Talk about putting the cart before the horse! And the questions that followed—do I need to pay someone to write a proposal for a nonfiction project? What about autobiography?—were equally off the mark. It is not constructive for an author to think about their twitter feed more than their writing. It is not constructive for an aspiring writer to think about how they’re going to get published before they’ve even finished the book. I venture to guess that an author who is worrying aloud about their social media presence has a deeper fear, that there is something missing from their work that is keeping it from finding a home. I advise them to work on that first. Aspiring writers should aspire to write, and the business of writing is a bit of a long game. But if an aspiring writer with talent then works hard, works long, and is constructive about their craft, then I think they’ll have pretty good luck.

After, I went out for shakes with friends. New York is just getting more full of memories.

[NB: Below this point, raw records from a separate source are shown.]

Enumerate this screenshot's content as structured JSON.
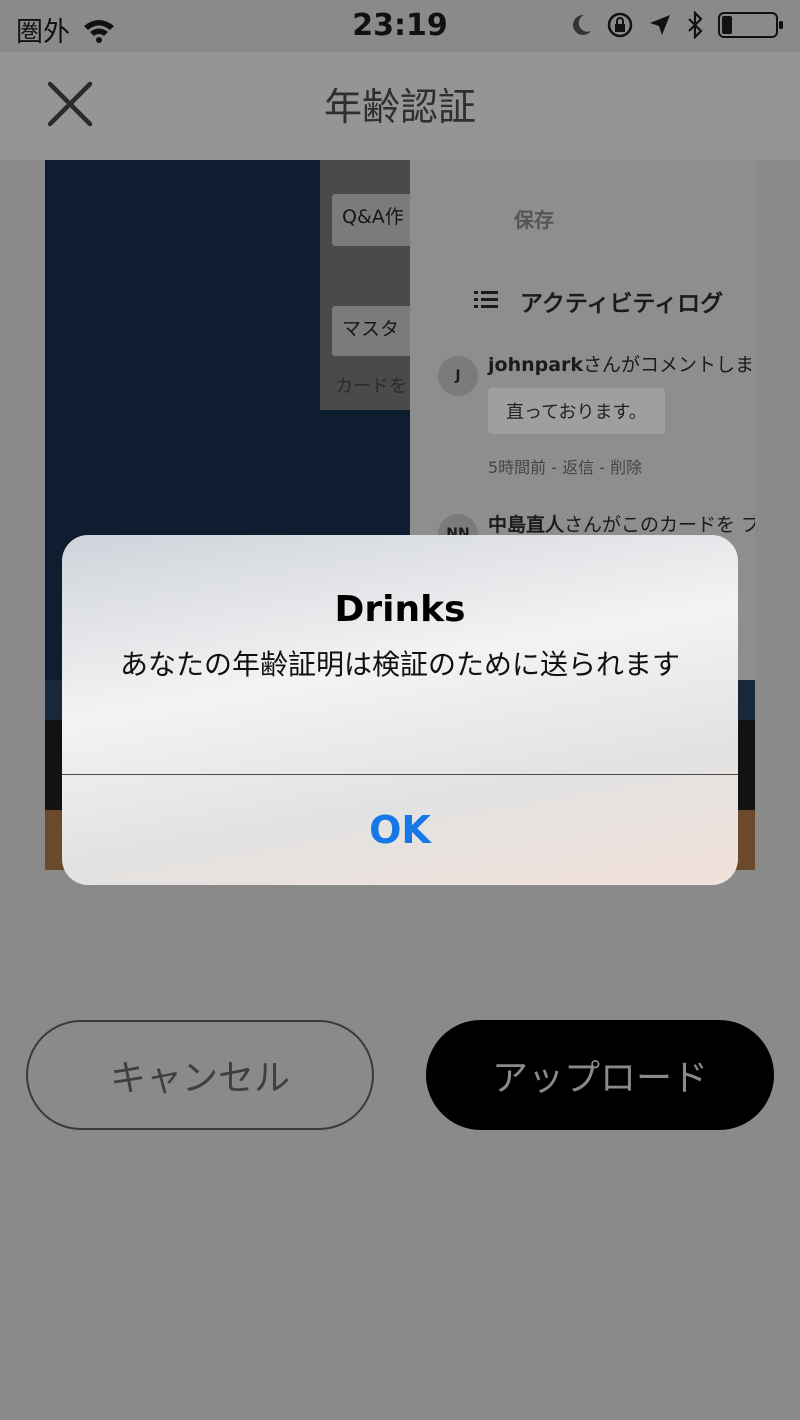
{
  "status_bar": {
    "carrier": "圏外",
    "time": "23:19",
    "icons": [
      "wifi-icon",
      "moon-icon",
      "rotation-lock-icon",
      "location-arrow-icon",
      "bluetooth-icon",
      "battery-icon"
    ],
    "battery_level": 0.2
  },
  "nav": {
    "title": "年齢認証",
    "close_icon": "close-icon"
  },
  "photo": {
    "left_panel": {
      "chip1": "Q&A作",
      "chip2": "マスタ",
      "hint": "カードを"
    },
    "right_panel": {
      "save_label": "保存",
      "section_title": "アクティビティログ",
      "comment1": {
        "avatar": "J",
        "user": "johnpark",
        "text": "さんがコメントしま",
        "bubble": "直っております。",
        "meta": "5時間前 - 返信 - 削除"
      },
      "comment2": {
        "avatar": "NN",
        "user": "中島直人",
        "text": "さんがこのカードを ブ"
      }
    }
  },
  "buttons": {
    "cancel": "キャンセル",
    "upload": "アップロード"
  },
  "alert": {
    "title": "Drinks",
    "message": "あなたの年齢証明は検証のために送られます",
    "ok": "OK"
  },
  "colors": {
    "dim_background": "#8a8a8a",
    "ok_blue": "#1677e6",
    "upload_bg": "#000000"
  }
}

It’s rare that I travel without children. These are some of the differences that stand out:

1) Packing for just oneself feels impossibly simple and light. I keep thinking, “It can’t be this easy, can it??”

2) Since the family is staying home, no need for the pre-trip stress of readying the house to be unoccupied.

3) Airport security with only one pair of shoes to come off and one bag to send through is laughably simple. Heck, I remember the days of having to wake up a sleeping baby so I could fold up his stroller and heave it up onto the conveyor belt, one-handed, while holding the now vocal and annoyed baby with the other. Downside: because I will be a lone adult instead of a mom, I will probably be sent through the creepy backscatter machine instead of getting to follow my boys through the regular metal detector.

4) Even with my sweetheart’s frequent flying, we never have enough air miles to upgrade all of us. With me flying alone, however, and it being low season, I have finagled an upgrade. I will drink champagne! I will swivel my seat to face my laptop on a desk beside me, or face the TV shows diagonal to me, or the fancy food in front of me, or even to LIE FLAT. I consider this upcoming flight to be a vacation entirely on its own.

I grew up close enough to New York that my best friend and I occasionally ditched school to catch one of the frequent commuter trains into the city instead. New York is the city of my childhood, and I’m delighted to be “coming home” for a few days.

From “Envoy” by Billy Collins, a message to his just-published book:

"stay out as late as you like,
don't bother to call or write,
and talk to as many strangers as you can."